By Keri De Groot
Women must train themselves and others to be leaders in their homes and in their communities, said Dr. Musimbi Kanyoro, general secretary of the World YWCA.
?Every woman has the potential to be a leader,? she said.
Kanyoro, born in Kenya but now residing in Geneva, Switzerland, where the World headquarters of the YWCA is located, was the special guest at the Salt Lake City YWCA?s Centennial Women”s Gathering at the Salt Lake City Main Library Thursday.
Good leaders, she explained, have the potential to change lives and better society.
?For us in the YWCA, any woman who makes something to happen or affects something to happen or influences something fortunate for the society is a leader,? she said.
Kanyoro spoke of her own mother, who passed away several years ago, as a true leader.
?You have heard many times that when you educate a mother, you educate a family and you educate a nation,? she said.
As the birth mother of 10 children, seven of them girls, Kanyoro?s mother was looking after 40 children and educating them before she passed away. Kanyoro attributed all that she had done to her mother, ?because of the legacy she has left us.?
In 122 countries and some 3,000 communities worldwide, the YWCA is an organization dedicated to empowering women and eliminating racism. With its strength in numbers, the YWCA promotes hope, power and the potential to change the world.
Their motto, ?Strong alone. Fearless together,? motivates women to dispel fear and move forward as leaders first of themselves, then in their communities, Kanyoro said.
?We must endow the leadership of women? [through] training, training, training!? she said.
Kanyoro herself has done much to endow the leadership of women all over the world. She never tires of traveling the world to promote leadership and encourage women of all races and religions to do good in their communities, and urges others to do the same.
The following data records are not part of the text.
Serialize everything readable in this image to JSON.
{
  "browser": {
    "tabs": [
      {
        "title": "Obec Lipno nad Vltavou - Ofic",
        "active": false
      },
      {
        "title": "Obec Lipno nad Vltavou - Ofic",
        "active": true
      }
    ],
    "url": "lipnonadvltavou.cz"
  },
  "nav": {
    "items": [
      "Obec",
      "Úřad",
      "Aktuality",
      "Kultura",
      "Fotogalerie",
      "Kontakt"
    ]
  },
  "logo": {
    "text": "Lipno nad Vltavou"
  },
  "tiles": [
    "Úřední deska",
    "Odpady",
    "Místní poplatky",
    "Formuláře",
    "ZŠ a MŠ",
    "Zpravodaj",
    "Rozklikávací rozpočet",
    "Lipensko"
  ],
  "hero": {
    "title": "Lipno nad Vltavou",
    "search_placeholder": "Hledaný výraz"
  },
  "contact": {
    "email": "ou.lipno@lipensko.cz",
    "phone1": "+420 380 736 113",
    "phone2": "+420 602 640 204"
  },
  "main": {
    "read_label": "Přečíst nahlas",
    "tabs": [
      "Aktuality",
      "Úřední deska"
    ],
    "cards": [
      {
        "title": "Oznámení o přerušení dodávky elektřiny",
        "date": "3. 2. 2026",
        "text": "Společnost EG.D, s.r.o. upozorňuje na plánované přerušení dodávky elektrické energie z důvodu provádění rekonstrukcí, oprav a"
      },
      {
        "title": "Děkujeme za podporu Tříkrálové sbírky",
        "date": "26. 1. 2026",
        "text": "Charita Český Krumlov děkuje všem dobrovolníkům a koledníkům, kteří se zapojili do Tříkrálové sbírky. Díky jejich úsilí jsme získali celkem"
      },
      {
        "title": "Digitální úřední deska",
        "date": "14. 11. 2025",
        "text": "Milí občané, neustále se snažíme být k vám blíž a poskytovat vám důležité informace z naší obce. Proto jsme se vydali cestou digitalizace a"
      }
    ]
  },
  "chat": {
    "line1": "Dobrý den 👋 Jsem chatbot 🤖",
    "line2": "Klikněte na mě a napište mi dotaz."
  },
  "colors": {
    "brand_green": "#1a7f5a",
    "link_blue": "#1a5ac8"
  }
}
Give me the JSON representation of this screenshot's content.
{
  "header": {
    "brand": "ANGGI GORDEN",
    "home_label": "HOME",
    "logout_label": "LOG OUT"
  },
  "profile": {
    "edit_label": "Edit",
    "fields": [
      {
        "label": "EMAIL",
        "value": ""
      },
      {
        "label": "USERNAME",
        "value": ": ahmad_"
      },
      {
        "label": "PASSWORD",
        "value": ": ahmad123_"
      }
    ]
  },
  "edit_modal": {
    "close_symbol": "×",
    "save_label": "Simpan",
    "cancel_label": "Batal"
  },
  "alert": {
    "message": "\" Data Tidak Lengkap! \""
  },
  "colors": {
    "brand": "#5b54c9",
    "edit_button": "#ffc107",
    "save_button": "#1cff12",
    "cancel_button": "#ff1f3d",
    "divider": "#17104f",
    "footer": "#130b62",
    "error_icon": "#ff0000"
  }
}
With a bachelor”s degree from the University of Nairobi, Kenya, a doctoral degree from the University of Texas, Austin, and a doctor of ministry degree from the San Francisco Theological Seminary, as well as numerous awards received from various organizations and religious groups, Kanyoro has shown women all over the world what they are capable of accomplishing.
?Develop leaders,? she said. ?Train them. ? Leaders who honor themselves and honor others.?
Kanyoro, who met with Kathleen Hughes, first counselor in the Relief Society general presidency, as well as representatives from LDS Family Services and the Family and Church History Department on Wednesday, said she knew leaders in the Salt Lake community were as dedicated to good leadership as she was.
?I will have a story to tell when I leave this place,? she said.